One final question which some readers might ask themself is: Is it worth it to visit ARMY FORUM 2020? A good question that I can answer for my personal experience is a clear YES! There are however a few points that you should take into consideration before you make your final decision:
- The ARMY FORUM is not an airshow. The flying displays are limited to a maximum of two hours per day. Although there is a comprehensive static display, it won´t take you more than an hour and a half to see it. The rest of your time is spent waiting!
- When traveling by shuttle bus it takes at least an hour and a half to get from one venue to another. For this reason, only one demonstration per day is possible (the displays take place pretty much at the same time). A quick change between the demos is therefore not possible.

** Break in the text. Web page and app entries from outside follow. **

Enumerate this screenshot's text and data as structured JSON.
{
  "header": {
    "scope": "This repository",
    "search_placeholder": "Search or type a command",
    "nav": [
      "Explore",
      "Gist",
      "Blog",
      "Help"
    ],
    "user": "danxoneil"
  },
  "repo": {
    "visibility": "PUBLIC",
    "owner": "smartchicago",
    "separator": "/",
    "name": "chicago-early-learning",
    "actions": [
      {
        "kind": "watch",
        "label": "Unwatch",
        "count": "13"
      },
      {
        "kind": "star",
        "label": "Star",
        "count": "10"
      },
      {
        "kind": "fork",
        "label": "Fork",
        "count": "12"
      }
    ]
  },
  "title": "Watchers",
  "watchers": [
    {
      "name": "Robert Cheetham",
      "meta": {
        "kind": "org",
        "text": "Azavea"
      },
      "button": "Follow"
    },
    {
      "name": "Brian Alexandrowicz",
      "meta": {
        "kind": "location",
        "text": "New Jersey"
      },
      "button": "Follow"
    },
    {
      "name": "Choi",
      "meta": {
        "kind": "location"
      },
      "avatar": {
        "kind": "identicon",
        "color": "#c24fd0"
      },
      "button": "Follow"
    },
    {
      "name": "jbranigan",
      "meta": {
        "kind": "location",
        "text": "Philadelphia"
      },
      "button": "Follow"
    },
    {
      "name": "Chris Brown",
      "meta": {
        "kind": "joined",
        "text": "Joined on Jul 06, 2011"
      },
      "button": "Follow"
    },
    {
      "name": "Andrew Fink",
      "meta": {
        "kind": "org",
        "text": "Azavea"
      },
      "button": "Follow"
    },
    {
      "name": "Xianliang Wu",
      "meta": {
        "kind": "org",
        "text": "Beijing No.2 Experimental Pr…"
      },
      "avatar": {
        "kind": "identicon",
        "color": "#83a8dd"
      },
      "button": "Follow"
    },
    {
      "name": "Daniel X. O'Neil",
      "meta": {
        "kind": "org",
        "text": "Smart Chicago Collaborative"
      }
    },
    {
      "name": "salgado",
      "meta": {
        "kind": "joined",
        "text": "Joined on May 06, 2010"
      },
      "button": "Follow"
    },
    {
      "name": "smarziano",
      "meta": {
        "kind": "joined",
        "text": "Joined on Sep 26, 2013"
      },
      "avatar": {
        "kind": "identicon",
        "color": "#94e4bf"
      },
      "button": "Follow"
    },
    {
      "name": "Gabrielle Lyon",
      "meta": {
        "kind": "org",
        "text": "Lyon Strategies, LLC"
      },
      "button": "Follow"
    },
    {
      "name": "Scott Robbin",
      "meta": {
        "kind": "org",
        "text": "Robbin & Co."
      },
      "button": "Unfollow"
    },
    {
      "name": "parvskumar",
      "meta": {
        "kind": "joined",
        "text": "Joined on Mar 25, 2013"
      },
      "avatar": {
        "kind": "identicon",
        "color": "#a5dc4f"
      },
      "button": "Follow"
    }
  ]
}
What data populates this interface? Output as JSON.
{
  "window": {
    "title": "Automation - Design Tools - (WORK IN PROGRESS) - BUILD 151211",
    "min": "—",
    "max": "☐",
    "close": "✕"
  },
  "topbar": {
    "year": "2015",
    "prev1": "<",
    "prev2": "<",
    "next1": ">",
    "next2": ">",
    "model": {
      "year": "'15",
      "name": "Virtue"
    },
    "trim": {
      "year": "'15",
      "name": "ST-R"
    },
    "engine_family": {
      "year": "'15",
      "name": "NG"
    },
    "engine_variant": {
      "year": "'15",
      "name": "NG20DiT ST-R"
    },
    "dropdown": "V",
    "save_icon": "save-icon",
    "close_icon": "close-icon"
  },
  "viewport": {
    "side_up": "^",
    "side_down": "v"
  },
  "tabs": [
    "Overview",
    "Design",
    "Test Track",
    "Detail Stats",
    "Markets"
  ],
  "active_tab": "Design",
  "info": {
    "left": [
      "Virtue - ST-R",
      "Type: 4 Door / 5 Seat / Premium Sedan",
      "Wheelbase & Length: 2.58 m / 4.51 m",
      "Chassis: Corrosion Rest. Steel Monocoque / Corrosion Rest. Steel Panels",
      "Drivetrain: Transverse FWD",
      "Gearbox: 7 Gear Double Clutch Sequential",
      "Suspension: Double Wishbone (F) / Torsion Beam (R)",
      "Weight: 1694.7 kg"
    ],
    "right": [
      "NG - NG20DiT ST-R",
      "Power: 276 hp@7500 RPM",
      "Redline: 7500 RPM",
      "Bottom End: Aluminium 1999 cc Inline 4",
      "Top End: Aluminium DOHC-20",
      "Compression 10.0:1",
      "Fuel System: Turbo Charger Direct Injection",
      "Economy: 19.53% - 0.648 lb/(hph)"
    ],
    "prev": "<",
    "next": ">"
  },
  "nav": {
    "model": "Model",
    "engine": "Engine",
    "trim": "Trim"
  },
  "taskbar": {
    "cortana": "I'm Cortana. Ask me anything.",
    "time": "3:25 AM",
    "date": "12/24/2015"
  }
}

- Following the previous critical points, its now time for something positive. Each and every one of the aircraft, aerobatic teams, tanks, etc. presented would be a true highlight at any western event. For example: the BERKUTY helicopter team consisting of four Mil Mi-28N NIGHTHUNTER combat helicopters – a real hit!
- Where else would it be it possible to view a live fire demo of numerous tanks, helicopters and other equipment in relatively close proximity?
Summary: ARMY FORUM 2018 was a unique event with very few drawbacks. A wide range of demonstrations were available, however separation between venues means good planning is essential. In addition to the fantastic weather during the entire week and great traffic organization (there were only some minor delays to and from the event) ARMY 2018 was a real highlight for me!
Therefore: CU at Kubinka in 2020!
Robert Kysela / CHK6